__Data section__:
····················

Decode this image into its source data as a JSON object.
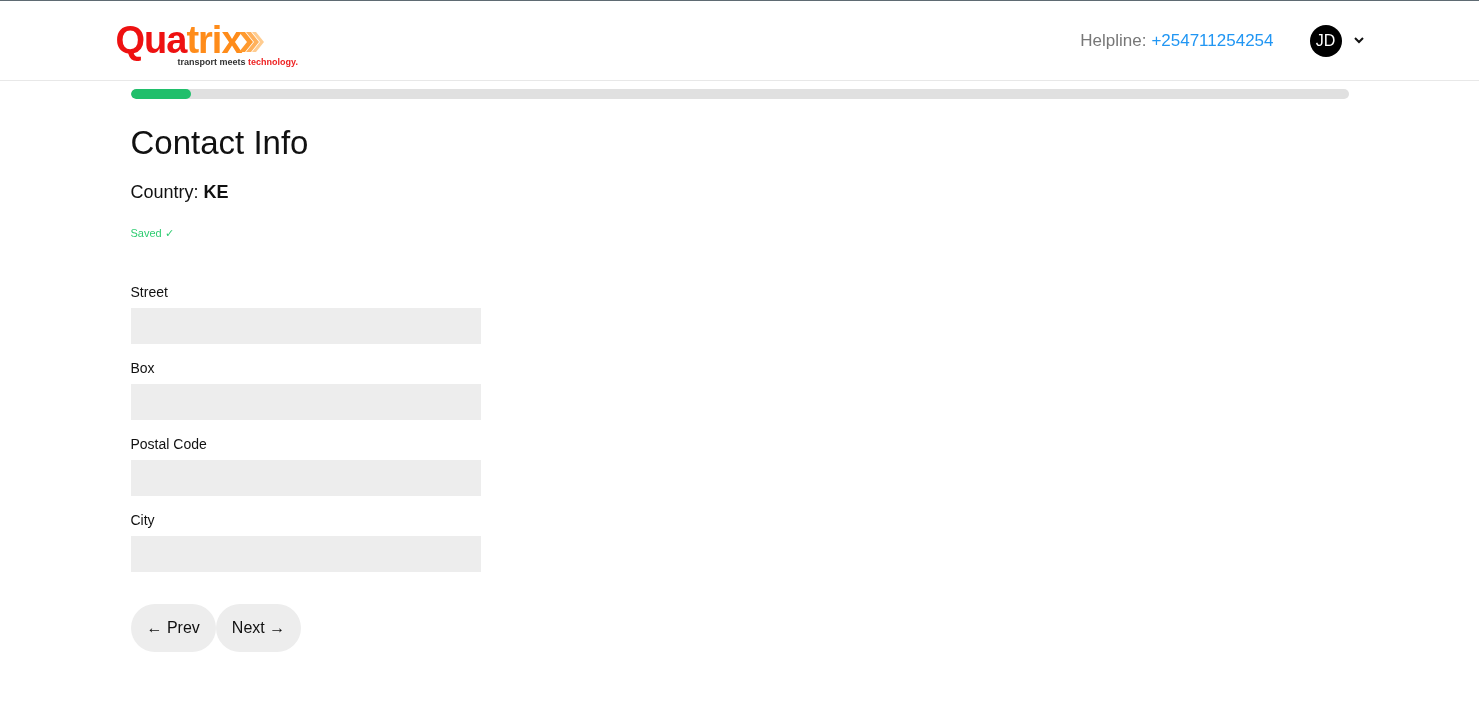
{
  "header": {
    "logo": {
      "wordmark": [
        "Qua",
        "trix"
      ],
      "tagline": [
        "transport meets",
        "technology."
      ]
    },
    "helpline": {
      "label": "Helpline:",
      "number": "+254711254254"
    },
    "user": {
      "initials": "JD"
    }
  },
  "progress": {
    "level": 0.05
  },
  "title": "Contact Info",
  "country": "Country: **KE**",
  "status": "Saved ✓",
  "fields": [
    {
      "label": "Street"
    },
    {
      "label": "Box"
    },
    {
      "label": "Postal Code"
    },
    {
      "label": "City"
    }
  ],
  "buttons": [
    {
      "label": "← Prev"
    },
    {
      "label": "Next →"
    }
  ]
}
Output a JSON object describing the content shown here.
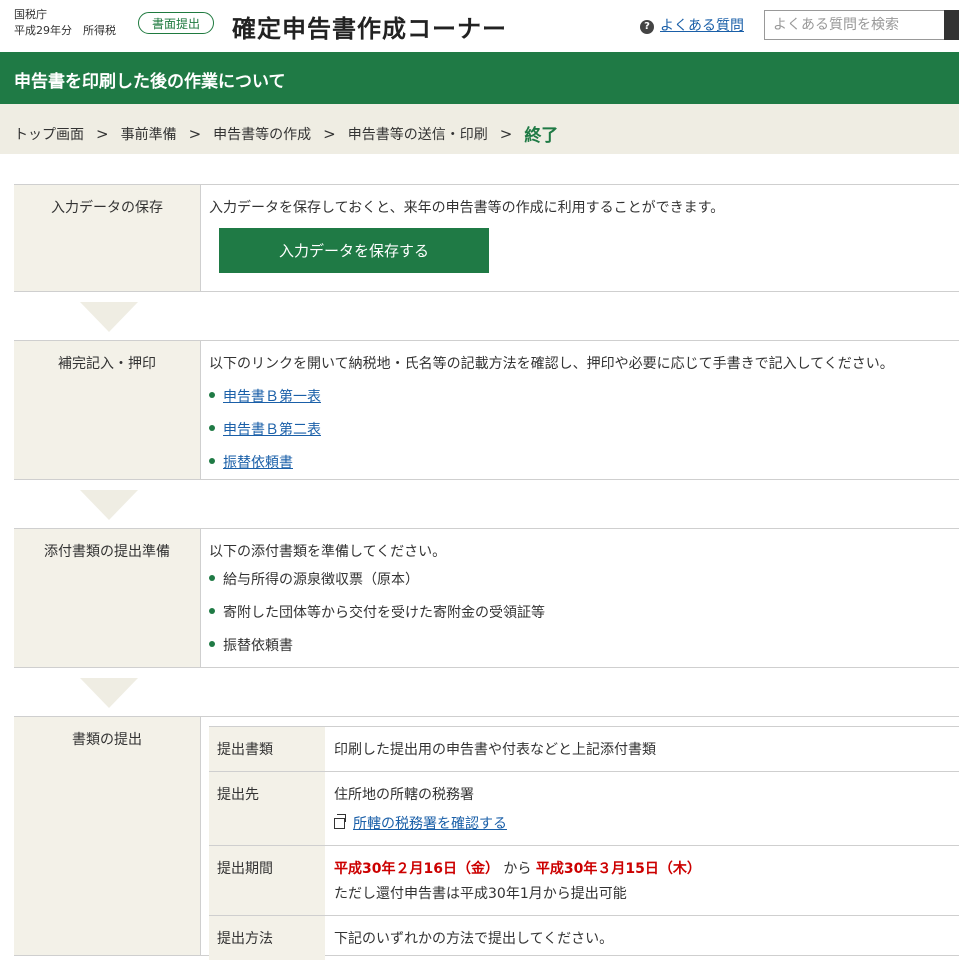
{
  "header": {
    "agency": "国税庁",
    "year_tax": "平成29年分　所得税",
    "badge": "書面提出",
    "title": "確定申告書作成コーナー",
    "faq_link": "よくある質問",
    "search_placeholder": "よくある質問を検索"
  },
  "page_title": "申告書を印刷した後の作業について",
  "breadcrumb": {
    "items": [
      "トップ画面",
      "事前準備",
      "申告書等の作成",
      "申告書等の送信・印刷"
    ],
    "current": "終了",
    "separator": ">"
  },
  "sections": {
    "save": {
      "label": "入力データの保存",
      "text": "入力データを保存しておくと、来年の申告書等の作成に利用することができます。",
      "button": "入力データを保存する"
    },
    "supplement": {
      "label": "補完記入・押印",
      "text": "以下のリンクを開いて納税地・氏名等の記載方法を確認し、押印や必要に応じて手書きで記入してください。",
      "links": [
        "申告書Ｂ第一表",
        "申告書Ｂ第二表",
        "振替依頼書"
      ]
    },
    "attachments": {
      "label": "添付書類の提出準備",
      "text": "以下の添付書類を準備してください。",
      "items": [
        "給与所得の源泉徴収票（原本）",
        "寄附した団体等から交付を受けた寄附金の受領証等",
        "振替依頼書"
      ]
    },
    "submission": {
      "label": "書類の提出",
      "rows": {
        "docs_key": "提出書類",
        "docs_val": "印刷した提出用の申告書や付表などと上記添付書類",
        "dest_key": "提出先",
        "dest_val": "住所地の所轄の税務署",
        "dest_link": "所轄の税務署を確認する",
        "period_key": "提出期間",
        "period_start": "平成30年２月16日（金）",
        "period_mid": "から",
        "period_end": "平成30年３月15日（木）",
        "period_note": "ただし還付申告書は平成30年1月から提出可能",
        "method_key": "提出方法",
        "method_val": "下記のいずれかの方法で提出してください。"
      }
    }
  },
  "colors": {
    "brand_green": "#1f7a45",
    "beige": "#efede3",
    "link": "#1a5fa8",
    "alert_red": "#cc0000"
  }
}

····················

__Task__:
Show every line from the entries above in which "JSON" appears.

__Task answer__:
Decode this image into its source data as a JSON object.
Output a JSON object describing the content shown here.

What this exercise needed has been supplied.